 Noble makes another error in verb tense here. Jesus is not just a historical person who saw people in the past during his earthy life but a living and active God who sees people now. Almost everyone believes in a wise historical sage named Jesus. Not everyone believes that this wise historical sage was God incarnate. Noble speaks about Jesus in a way that is very palatable to those who hold Jesus in the same regard as a life coach wise man to be emulated but not worshiped as God.
 The Southern Baptist Convention was created in 1845 for the purpose of “organizing a plan for eliciting, combining, and directing the energies of the whole (Baptist) denomination in one sacred effort for the propagation of the gospel.” (Brand and Hankins) This effort would require funding. Until 1925, the Southern Baptist Convention largely funded its denominational enterprises through boots-on-the-ground fundraising efforts. The representatives of these denominational enterprises would hit the road, like old-time Methodist circuit riders, and solicit individual SBC churches for financial support. “Sunday by Sunday, fund-raisers from seminaries and colleges, orphanages and hospitals, mission boards and benevolent organizations fanned out among the churches asking the faithful for help…the costs of raising the money sometimes approached 50 percent of the proceeds…churches were beleaguered by and endless stream of denominational representatives needing ‘pulpit time’ to make their appeals.” (Brand and Hankins) For example, one a representative from the Foreign Mission board might solicit funds from a church in June. In July, a representative from a seminary might solicit funds from the same church. The mission board representative, by virtue of his earlier arrival might receive more giving. Conversely, the seminary representative could receive more giving by virtue of his superior speaking ability. Such potentialities resulted in an unequal distribution of denominational giving. “The more popular, or perhaps the swifter, received a disproportionate share of the earnings.” (Brand and Hankins) In order to ensure a more even distribution of denominational giving, the Cooperative Program was created. The Cooperative Program created a central source of funding for SBC enterprises. To do so, it became a central recipient of giving. In a sense, the Cooperative Program was created to spread the wealth.
 Johnny Hunt nominated Ronnie Floyd to be SBC President in 2006, stating that he was convinced that Ronnie Floyd was “the man God raised up” for the job.” God must have disagreed with Johnny Hunt; Floyd was soundly defeated by Frank Page. As it turns out, other Southern Baptists were not as impressed with Floyd as Hunt was. At the time of his first nomination, Floyd’s church gave 0.27% of its budget to the Southern Baptist Cooperative Program (Branson). This caused the senior pastor of Emmanuel Baptist Church, Mike Stone, to write, “In thousands of churches this fall, faithful pastors will face skeptical finance committees at budget preparation time. He will go out to bat to keep CP giving strong even in light of building programs and tight budgets. The last thing that warrior needs is for his finance committee chairman to…read that Southern Baptists elected a president whose church have .27 percent.” In 2014, Floyd was elected to the office of SBC president after substantially increasing his church’s Cooperative Program giving.

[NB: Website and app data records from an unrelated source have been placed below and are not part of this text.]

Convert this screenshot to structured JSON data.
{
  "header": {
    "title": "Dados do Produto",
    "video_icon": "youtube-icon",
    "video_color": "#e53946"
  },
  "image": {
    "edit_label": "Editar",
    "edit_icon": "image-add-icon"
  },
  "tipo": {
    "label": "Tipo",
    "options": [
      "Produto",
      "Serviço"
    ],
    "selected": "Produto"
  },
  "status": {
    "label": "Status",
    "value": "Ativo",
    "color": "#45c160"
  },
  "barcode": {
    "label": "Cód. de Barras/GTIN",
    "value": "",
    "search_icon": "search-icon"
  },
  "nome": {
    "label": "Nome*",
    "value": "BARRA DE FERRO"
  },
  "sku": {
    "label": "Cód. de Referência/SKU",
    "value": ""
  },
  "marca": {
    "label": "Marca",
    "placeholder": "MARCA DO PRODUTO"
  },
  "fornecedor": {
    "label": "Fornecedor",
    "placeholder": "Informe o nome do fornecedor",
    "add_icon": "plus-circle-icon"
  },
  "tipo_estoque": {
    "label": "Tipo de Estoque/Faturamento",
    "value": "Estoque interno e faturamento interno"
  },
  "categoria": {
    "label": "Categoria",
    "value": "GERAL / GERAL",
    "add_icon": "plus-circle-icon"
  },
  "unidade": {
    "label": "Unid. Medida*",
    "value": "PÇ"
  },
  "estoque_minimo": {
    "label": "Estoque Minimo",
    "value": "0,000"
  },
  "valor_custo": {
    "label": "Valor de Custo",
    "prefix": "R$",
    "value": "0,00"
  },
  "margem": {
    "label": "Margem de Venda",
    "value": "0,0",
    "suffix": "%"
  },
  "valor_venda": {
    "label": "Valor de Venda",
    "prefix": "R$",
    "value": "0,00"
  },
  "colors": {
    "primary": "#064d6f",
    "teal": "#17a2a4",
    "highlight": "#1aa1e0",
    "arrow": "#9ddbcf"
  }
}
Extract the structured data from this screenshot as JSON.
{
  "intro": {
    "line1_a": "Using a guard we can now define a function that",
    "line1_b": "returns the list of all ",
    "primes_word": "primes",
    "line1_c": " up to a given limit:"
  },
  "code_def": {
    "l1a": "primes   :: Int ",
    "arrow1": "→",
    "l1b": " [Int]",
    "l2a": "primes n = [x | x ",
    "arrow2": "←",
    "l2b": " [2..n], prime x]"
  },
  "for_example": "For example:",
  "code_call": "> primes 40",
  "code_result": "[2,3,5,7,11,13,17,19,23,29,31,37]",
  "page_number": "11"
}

 It should be noted that he did accept Baptist Convention money to start his church, which he was since paid back.